To the authorities & organizations: our Aboriginal Tent Embassy doesn’t recognize any Australian government, state or territories for its purposes of sovereignty over its land or peoples.
By order of Myadobul (Myland)
“Dingo proof fence” 1989 by Lin Onus
“Dingo proof fence is one of a group of six sculptures of dingoes by Lin Onus. While at Lake Eyre, Lin Onus discovered the dingoes: animals with strong survival instincts, skill and dignity. He saw strong parallels between the dingoes and
Aboriginal people – the fight against extinction, the survival of a race, the adaptation to new and imposed environments. The dingoes became like a totem in his life and art and he made them uniquely Aboriginal by painting stripes along
their bodies in the four colours traditionally created from natural pigments (white, ochre, red and black).” Gloria Morales
“Cerca à prova de Dingos é uma das seis esculturas de dingos criadas por Lin Onus. Aquando no lago Eyre, Lin Onus
descobriu os dingos: animais com fortes extintos de sobrevivência, destreza e dignidade. Ele viu fortes analogias entre os dingos e o povo Aborígene – a luta contra a extinção, a sobrevivência da raça, a adaptação a novos e impostos
ambientes. Os dingos tornaram-se como um totem na sua vida e arte e ele tornou-os unicamente Aborígenes pintando-lhes listas ao longo dos seus corpos com 4 cores tradicionalmente criadas de pigmentos naturais (branco, ocre, vermelho e preto).” Gloria Morales
“Red White and Blue” 2008 by Danie Mellor
“The famous monkeys who saw nothing, spoke nothing and heard nothing were the inspiration for these
kangaroos,…they stand for the muted position of a culture that was dominated, undermined by loss of language and displacement and ultimately the deliberate attempt to curtail a way of life and the natural resources of the original inhabitants of the land.”
“Os famosos macacos que nada viram, nada falaram e nada ouviram, foram a inspiração
para estes Cangurus,… eles representam a silenciada posição de uma cultura que foi dominada, minada pela perda do idioma e deslocamento e finalmente a tentativa deliberada para restringir um modo de vida e os recursos naturais dos
habitantes originais da terra.”
"Austracism" 2003 by Vernon Ah Kee
"I'm not racist but.. I don't know why Aboriginal people can't look after their houses properly and...I'm not racist but... Aboriginal people weren't doing anything with the land before we came and..."
"Treasure Island" 2005 by Daniel Boyd
It’s a map (of Australia) with a random pattern of coloured segments and the name – and work’s title – ‘Treasure

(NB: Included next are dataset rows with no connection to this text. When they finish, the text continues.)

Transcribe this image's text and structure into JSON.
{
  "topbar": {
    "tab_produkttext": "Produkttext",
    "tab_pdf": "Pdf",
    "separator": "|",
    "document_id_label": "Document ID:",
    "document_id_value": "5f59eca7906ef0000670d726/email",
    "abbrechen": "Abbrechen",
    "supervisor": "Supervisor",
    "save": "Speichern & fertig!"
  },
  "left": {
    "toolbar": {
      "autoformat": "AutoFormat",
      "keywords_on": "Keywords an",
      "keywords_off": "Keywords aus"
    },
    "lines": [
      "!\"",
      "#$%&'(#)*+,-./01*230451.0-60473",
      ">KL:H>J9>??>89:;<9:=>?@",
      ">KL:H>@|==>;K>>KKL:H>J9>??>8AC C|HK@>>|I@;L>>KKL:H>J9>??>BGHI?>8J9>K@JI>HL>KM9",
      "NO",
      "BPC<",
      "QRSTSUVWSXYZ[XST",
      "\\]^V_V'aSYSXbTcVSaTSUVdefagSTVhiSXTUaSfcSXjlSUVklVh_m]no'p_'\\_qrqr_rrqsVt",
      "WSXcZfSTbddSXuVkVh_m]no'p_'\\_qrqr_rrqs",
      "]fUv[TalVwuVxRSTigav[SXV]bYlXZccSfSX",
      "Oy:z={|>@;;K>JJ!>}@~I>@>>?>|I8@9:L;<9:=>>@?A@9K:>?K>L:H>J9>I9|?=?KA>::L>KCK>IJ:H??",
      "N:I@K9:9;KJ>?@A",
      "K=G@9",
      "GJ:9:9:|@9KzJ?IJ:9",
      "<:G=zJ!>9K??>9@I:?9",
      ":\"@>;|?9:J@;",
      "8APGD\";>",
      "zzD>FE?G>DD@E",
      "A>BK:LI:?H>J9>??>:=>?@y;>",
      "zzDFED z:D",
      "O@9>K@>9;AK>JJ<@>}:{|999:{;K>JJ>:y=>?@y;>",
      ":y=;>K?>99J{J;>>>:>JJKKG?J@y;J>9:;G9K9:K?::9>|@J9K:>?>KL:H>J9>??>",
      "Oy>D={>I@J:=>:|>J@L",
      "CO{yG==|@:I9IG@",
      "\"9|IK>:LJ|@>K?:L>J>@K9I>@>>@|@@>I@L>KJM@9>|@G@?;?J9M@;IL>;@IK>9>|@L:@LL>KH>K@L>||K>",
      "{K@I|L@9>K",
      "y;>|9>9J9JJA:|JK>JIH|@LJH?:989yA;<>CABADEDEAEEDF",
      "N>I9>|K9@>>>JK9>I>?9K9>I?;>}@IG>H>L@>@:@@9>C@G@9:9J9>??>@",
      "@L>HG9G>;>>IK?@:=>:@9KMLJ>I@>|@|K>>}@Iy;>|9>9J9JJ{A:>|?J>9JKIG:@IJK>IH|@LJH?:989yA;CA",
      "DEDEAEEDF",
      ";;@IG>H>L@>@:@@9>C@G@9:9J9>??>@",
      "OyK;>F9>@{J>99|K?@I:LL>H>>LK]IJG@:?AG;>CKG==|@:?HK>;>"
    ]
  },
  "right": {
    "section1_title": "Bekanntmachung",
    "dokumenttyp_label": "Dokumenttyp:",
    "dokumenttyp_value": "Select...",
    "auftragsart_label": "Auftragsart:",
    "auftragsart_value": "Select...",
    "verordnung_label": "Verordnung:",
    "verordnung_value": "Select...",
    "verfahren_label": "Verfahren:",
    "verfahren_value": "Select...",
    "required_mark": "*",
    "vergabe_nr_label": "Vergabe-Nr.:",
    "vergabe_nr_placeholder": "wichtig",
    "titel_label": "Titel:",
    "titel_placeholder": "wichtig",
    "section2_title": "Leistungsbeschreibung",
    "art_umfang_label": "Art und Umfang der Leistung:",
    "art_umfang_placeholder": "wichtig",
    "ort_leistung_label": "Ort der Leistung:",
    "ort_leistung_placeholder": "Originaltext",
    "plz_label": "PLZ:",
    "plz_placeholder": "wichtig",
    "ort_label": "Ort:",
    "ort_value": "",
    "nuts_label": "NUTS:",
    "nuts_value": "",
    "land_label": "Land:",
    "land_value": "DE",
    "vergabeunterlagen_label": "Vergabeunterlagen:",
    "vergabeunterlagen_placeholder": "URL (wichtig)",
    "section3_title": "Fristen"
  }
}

Island’ in cursive script across the centre. The map is a replica of one drawn up in 1994 for the Australian Institute of Aboriginal and Torres Strait Islander Studies, showing the 300-plus Aboriginal and Torres Strait Islander language groups in the country. Before European settlement these clans lived harmoniously with their environment; their culture a rich and intricate heritage grounded in profound knowledge. For an Indigenous person, this map represents sadness and loss as well as strength of culture. It reminds us of just how many of our people since 1788 have been dispossessed and denied access to our language, lands and basic human rights; yet it’s also a beacon of hope as Australia’s Indigenous people have shown great resilience and strength in surviving as the world’s oldest living cultures.
"Ash on me" 2008 by Tony Albert
Cinzeiros da época decorados com imagens de indígenas de vários lugares e países.
"Kapt’n Koori" 1985 by Lin Onus
Lin Onus created an Indigenous role model to rival Superman, for his son, Tiriki.